“That’s only two farms, there’s a lot of other employment and businesses in the hills, and that could double with the right economic stimulus.”
Mr Green wants to see more money set aside to help his sector develop export markets.
While other horticulture producers, including orange growers, have seen a massive bump in exports because of the China Free Trade Agreement, apple farmers do not yet have access.
“The Free Trade Agreement isn’t necessarily a green light, it is just an agreement,” he said.
“There’s a lot of work to be done in market access, negotiations, and on import protocols around pests and diseases.”
Access to foreign markets is negotiated commodity by commodity.
“I believe it would be the biggest thing to happen to our industry if we could sell to China and some of the other Asian countries,” he said.
“We would see investment like never before.”

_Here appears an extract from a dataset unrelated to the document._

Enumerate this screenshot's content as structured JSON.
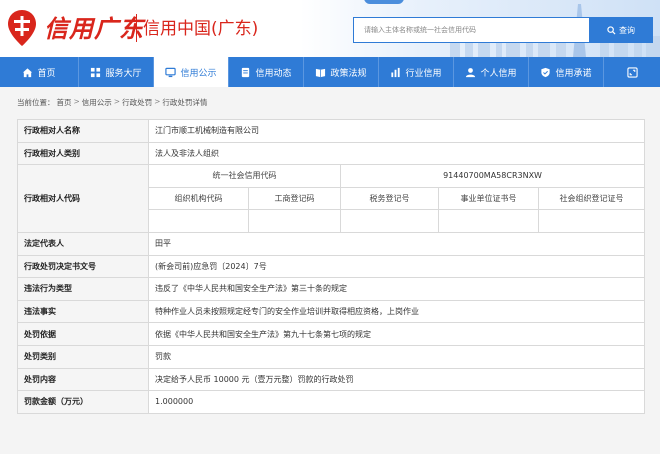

National Farmers Federation chief executive Tony Mahar said other items on the rural wishlist included money to fix mobile black spots and changes that would improve access to seasonal workers.
He said farmers in the eastern states would also be listening for a commitment to the building and upgrading of inland rail infrastructure.
“We’ll be listening for things that really make a difference to farmers to reduce their costs across the supply chain, but also to provide them with improved market access,” Mr Mahar said.
“Things like a commitment to inland rail, which we know will significantly reduce costs and increase opportunities for the Australian farm sector.”
A freight corridor from Brisbane to Melbourne via the NSW town of Parkes would cost an estimated $10 billion and take about 10 years to complete.
NSW Farmers Association chief executive Matt Brand said it would make a critical difference to farmers living across the state.
“The inland rail [project] is very important,” he said.
“If you look at what we’re seeing in other markets around the world, getting product to port quickly when you’re an export-oriented business is very important, and that’s why we’re really encouraged by the noise we’re hearing around inland rail.”
Last year’s budget delivered a number of small gains for farmers, but the biggest wins came later, with the delivery of the $4 billion agriculture competitiveness white paper.